MS likes to play both sides, when the numbers are good MS will tout them till the cows come home, like Xbox and Kinnect sales. When numbers are not good they will come out with carefully worded statements that say nothing. What does the 60 million Windows 8 licenses sold really mean? Sold to whom, does that mean they have been installed or just sitting at an OEM or business and not being used.
Google, Apple and Amazon have the same carefully worded statements but MS is either playing catch-up or trying to protect a kingdom so a little transparency might hurt (be painful) in the short term but should build up trust in the longer term.

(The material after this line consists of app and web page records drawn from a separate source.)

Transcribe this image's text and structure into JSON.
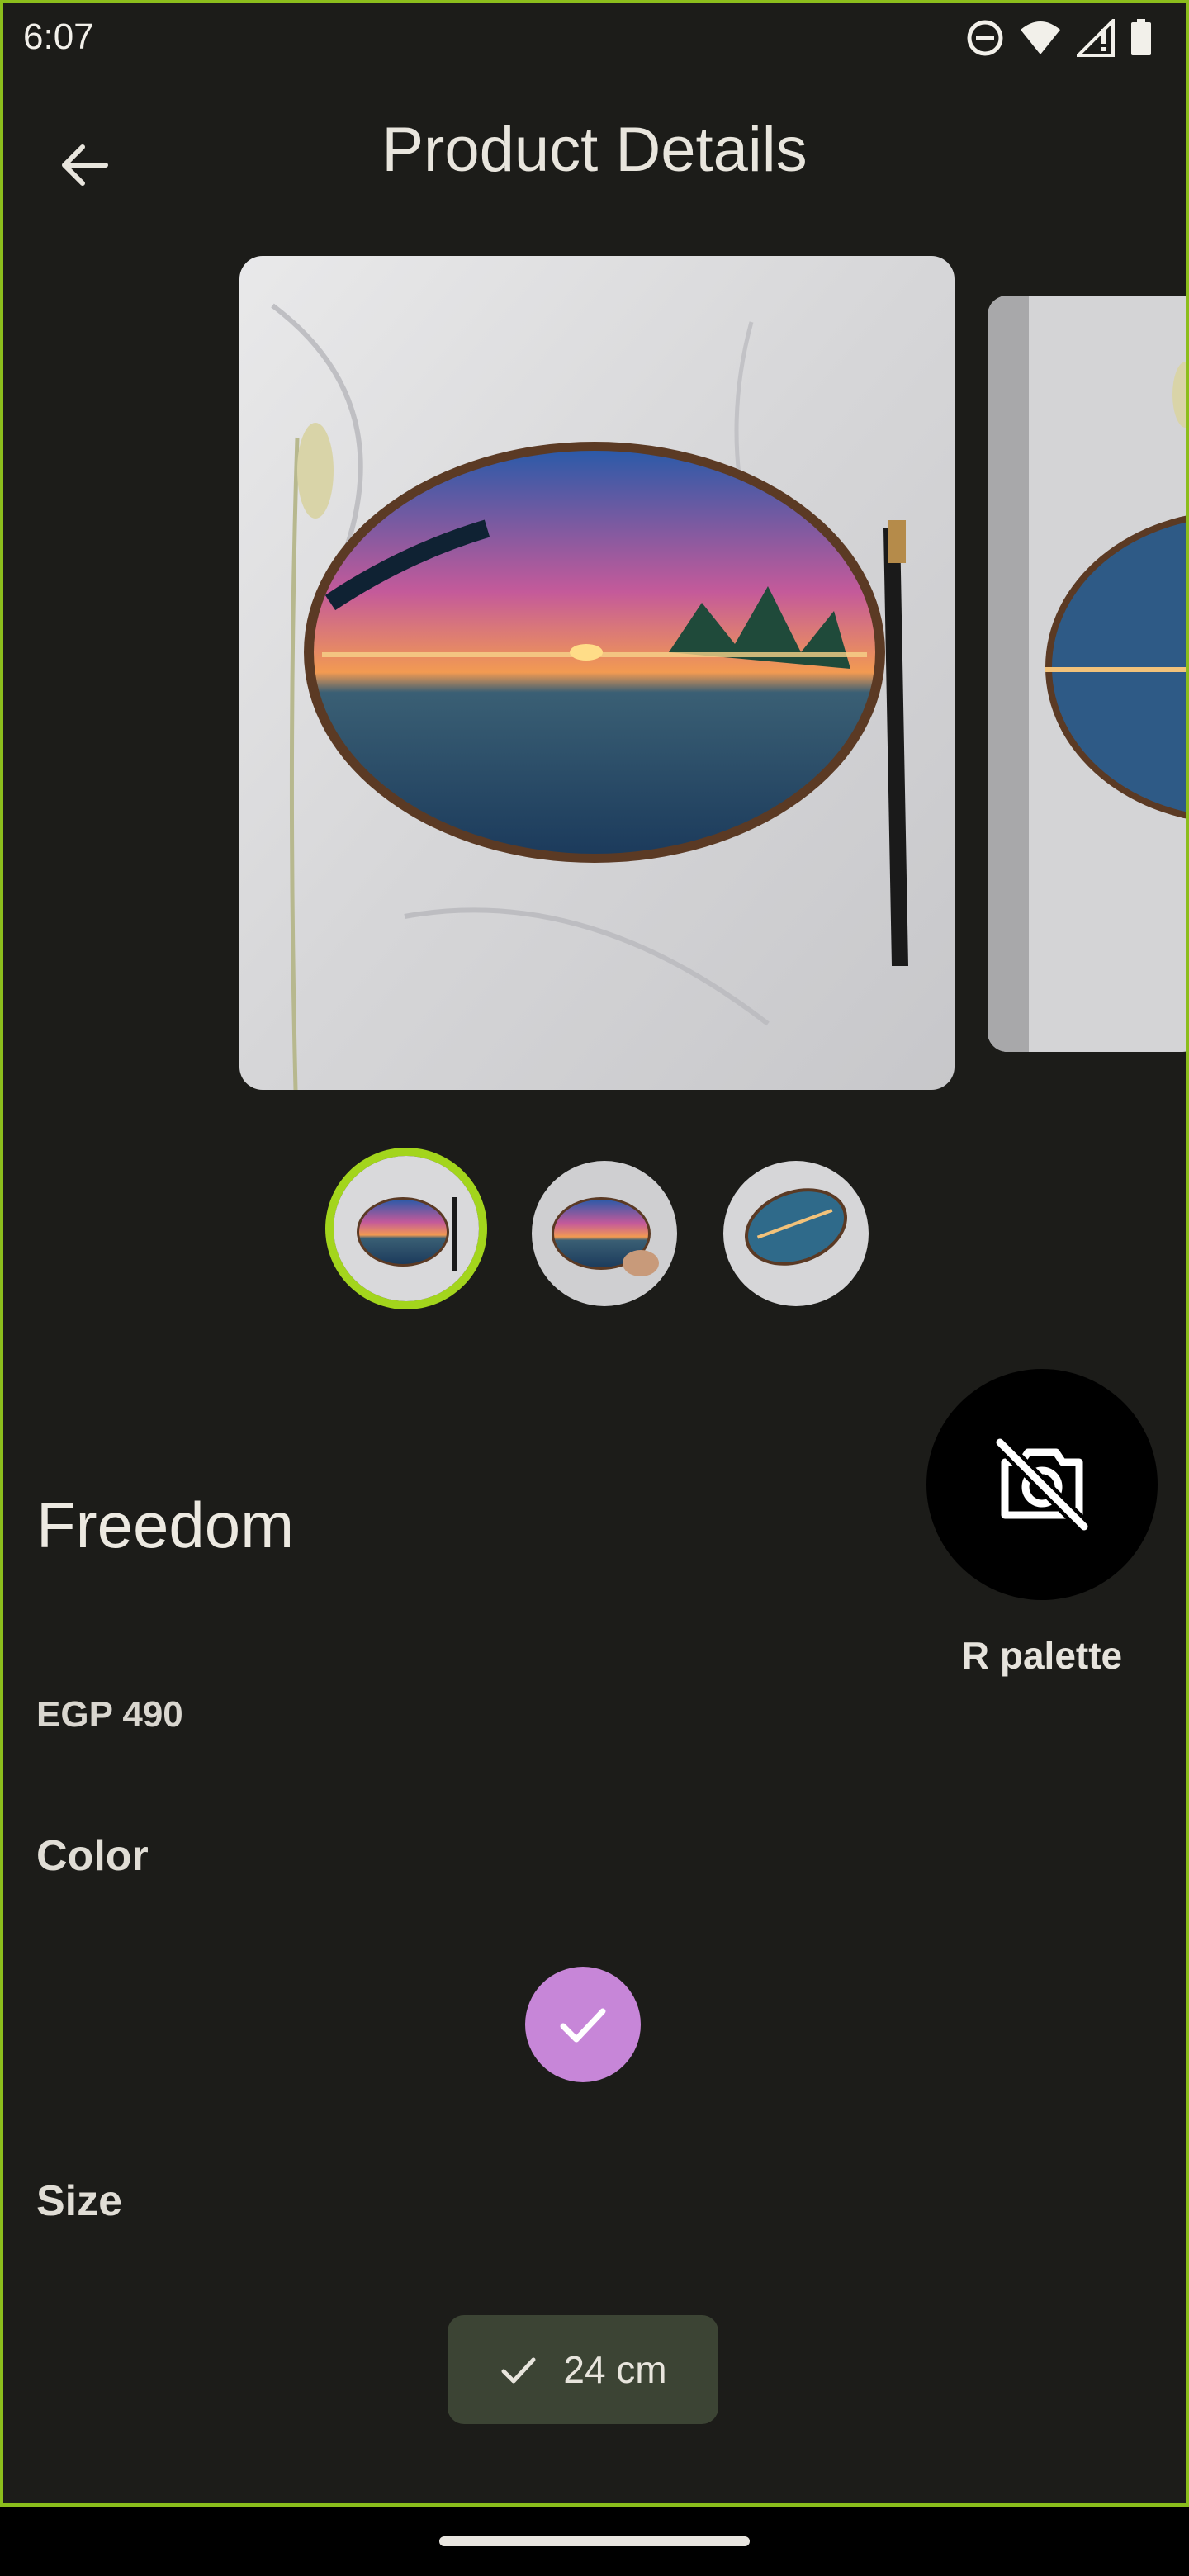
{
  "status_bar": {
    "time": "6:07",
    "icons": [
      "do-not-disturb-icon",
      "wifi-icon",
      "signal-icon",
      "battery-icon"
    ]
  },
  "app_bar": {
    "title": "Product Details",
    "back_icon": "arrow-left-icon"
  },
  "gallery": {
    "thumbnail_count": 3,
    "selected_index": 0
  },
  "seller": {
    "name": "R palette",
    "avatar_icon": "no-photo-icon"
  },
  "product": {
    "name": "Freedom",
    "price": "EGP 490"
  },
  "color_section": {
    "label": "Color",
    "selected_color": "#c786d8",
    "check_icon": "check-icon"
  },
  "size_section": {
    "label": "Size",
    "selected_size": "24 cm",
    "check_icon": "check-icon"
  },
  "colors": {
    "background": "#1c1c19",
    "accent": "#a3d51c",
    "chip": "#3c4434"
  }
}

In the consumer market MS does not have the trust of the consumer, with KIN and Zune failures ripe in peoples mind. (Or maybe just some peoples mind) Set expectations before hand, this is a premium device (supposed to show OEMs what can be done with Win 8) and we are only selling it at MS stores (physical and online) and we are not expecting iPad level numbers.
If you just let everyone speculate it is doing more harm than good even in the long run.

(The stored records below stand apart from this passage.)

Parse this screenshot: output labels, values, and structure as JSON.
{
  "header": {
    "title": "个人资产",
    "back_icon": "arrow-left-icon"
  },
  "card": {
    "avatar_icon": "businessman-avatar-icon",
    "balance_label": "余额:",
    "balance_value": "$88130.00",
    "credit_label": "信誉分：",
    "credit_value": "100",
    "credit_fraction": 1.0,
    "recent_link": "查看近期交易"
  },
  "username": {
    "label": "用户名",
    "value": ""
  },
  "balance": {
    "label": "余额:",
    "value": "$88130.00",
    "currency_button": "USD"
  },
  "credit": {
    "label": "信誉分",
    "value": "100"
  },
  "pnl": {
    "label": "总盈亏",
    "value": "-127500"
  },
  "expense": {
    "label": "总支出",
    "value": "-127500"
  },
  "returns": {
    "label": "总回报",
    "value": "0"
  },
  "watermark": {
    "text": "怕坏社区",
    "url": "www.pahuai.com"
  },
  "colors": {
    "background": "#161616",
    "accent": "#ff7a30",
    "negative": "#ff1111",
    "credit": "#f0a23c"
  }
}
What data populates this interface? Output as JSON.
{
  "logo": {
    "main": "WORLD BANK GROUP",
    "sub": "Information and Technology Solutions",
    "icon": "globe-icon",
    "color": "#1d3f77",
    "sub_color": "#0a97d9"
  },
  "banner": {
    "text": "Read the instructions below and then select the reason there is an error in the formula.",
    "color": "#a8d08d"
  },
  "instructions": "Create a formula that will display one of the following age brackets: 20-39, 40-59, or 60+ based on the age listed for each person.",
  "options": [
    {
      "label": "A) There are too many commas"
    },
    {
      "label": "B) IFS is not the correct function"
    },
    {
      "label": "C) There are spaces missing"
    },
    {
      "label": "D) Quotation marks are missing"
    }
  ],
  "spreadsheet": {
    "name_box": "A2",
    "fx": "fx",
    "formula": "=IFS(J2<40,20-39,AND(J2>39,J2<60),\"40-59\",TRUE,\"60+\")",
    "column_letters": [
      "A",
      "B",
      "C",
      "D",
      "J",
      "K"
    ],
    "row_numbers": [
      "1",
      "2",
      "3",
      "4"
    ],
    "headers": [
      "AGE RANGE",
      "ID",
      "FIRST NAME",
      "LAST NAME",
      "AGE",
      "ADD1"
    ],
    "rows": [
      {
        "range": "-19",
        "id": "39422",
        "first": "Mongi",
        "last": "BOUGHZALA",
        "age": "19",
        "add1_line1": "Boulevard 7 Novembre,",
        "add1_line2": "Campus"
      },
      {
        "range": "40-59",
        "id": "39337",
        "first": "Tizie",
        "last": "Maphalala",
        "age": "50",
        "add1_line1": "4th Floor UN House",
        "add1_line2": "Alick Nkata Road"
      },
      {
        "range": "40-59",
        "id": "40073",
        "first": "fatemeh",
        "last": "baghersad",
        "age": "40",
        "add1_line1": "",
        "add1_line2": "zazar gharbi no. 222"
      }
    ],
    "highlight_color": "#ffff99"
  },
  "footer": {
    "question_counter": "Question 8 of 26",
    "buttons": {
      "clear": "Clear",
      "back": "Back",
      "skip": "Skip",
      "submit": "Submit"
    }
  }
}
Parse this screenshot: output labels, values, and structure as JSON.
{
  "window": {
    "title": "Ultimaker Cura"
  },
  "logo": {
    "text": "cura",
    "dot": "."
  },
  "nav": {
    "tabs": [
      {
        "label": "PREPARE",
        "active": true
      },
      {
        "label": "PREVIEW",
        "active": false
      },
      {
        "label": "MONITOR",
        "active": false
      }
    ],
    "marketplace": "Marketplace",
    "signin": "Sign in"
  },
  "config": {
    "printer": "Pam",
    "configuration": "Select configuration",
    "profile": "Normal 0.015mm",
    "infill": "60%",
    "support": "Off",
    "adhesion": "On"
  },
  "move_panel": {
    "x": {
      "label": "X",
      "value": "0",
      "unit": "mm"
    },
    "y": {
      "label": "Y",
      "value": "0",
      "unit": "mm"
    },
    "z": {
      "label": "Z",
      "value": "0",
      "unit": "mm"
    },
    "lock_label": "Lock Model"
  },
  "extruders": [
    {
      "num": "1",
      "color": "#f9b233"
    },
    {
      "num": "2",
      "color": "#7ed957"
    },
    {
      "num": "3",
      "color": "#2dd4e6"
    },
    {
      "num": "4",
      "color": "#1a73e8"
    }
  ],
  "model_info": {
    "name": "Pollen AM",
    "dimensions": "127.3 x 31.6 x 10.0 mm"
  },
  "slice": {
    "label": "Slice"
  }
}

It is more complex than wanting to play both sides, though of course they have the right to try to use really good sounding numbers for marketing purposes when they want. And how they approach decisions about numbers is going to be on a business by business basis. Moreover, much of it is driven by what they need to communicate to the investment community rather than by marketing needs. Often, of course, the numbers meet both the need to disclose relevant information to the investment community and marketing purposes.

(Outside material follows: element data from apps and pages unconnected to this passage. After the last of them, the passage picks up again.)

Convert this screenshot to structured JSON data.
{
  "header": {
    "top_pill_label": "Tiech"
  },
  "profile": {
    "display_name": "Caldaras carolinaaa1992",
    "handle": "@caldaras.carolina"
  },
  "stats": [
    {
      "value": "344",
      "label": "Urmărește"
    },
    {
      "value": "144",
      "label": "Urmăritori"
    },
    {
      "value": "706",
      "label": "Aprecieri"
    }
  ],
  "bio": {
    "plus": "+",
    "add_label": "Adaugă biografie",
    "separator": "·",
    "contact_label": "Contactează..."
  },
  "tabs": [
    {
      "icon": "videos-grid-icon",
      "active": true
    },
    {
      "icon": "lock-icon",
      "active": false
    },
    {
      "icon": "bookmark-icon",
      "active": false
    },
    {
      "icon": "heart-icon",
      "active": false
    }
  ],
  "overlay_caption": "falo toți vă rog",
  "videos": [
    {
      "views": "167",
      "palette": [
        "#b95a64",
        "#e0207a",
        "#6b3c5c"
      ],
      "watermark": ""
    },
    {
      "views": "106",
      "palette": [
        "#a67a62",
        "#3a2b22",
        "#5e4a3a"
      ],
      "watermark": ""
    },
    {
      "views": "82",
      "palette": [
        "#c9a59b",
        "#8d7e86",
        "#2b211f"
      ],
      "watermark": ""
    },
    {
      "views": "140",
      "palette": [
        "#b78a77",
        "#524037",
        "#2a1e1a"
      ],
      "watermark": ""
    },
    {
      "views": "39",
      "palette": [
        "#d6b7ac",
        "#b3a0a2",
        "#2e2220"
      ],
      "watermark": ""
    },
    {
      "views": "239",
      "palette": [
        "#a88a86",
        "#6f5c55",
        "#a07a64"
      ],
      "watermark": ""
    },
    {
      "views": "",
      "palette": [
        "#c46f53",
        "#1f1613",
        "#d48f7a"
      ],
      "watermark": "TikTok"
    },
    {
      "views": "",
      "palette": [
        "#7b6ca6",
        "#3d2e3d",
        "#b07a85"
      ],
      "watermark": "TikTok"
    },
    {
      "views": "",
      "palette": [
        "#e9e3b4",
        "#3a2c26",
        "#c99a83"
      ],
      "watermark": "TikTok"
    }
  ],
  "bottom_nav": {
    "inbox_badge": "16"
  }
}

Take the 60 million Windows 8 number. They are clear that this is a “sell in” number, meaning the number they sold both directly to users and into the channel. Microsoft does not have solid “sell through” numbers, meaning numbers sold to the end customer because, as the name implies, most of what they sell is to the channel. For Windows their primary customers are Lenovo, Dell, HP, ASUS, Acer, Sony, etc. and all they really know is what those guys buy from them. Then there are the licenses sold through Best Buy, Staples, Office Depot, Walmart, Costco, etc. (often if not always (as it used to be) with a distributor in the middle between Microsoft and those retailers). They know what goes in, but they only get a delayed view of what goes out. This is very typical for companies that sell through channels. The financial analysts who track the company understand this number and how to put it into the proper context, most of the rest of us have at best a vague idea. This is why there is so much focus on indirect measures, such as channel checks, PC sales reports, and reports from advertising networks and web usage counters. Those give us some idea of usage in the real world, but each has its own faults and severe measurement bias. Even if Microsoft told you how many copies of Windows 8 had been Activated it would be only an indirect measure, because copies sold through Enterprise Agreements are usually installed from a pre-activated copy (that is a single activation might cover thousands of installs).
From a marketing perspective the 60 million number says that the Windows 8 base is getting relevant fast. Are 30, 40, 50 or 60 million people actually running it now? We don’t know precisely. We have a pretty good idea it will hit the 60 million mark soon, but that’s about it.
We’ll get a much better idea of how Windows 8 is doing in a quarter, because that’s when we’ll be able to derive sell through numbers from the latest sell in numbers (because the channel stops buying unless they are selling). In the meantime we’ll all keep our eyes on the indirect measures that come out each month from sources throughout the computing universe.
Thanks for the detailed response. As you said, I guess we will see how Windows 8 is doing in a quarter.
I still think MS needs to do a much better job of communicating with the consumer so they feel comfortable buying into the whole MS story.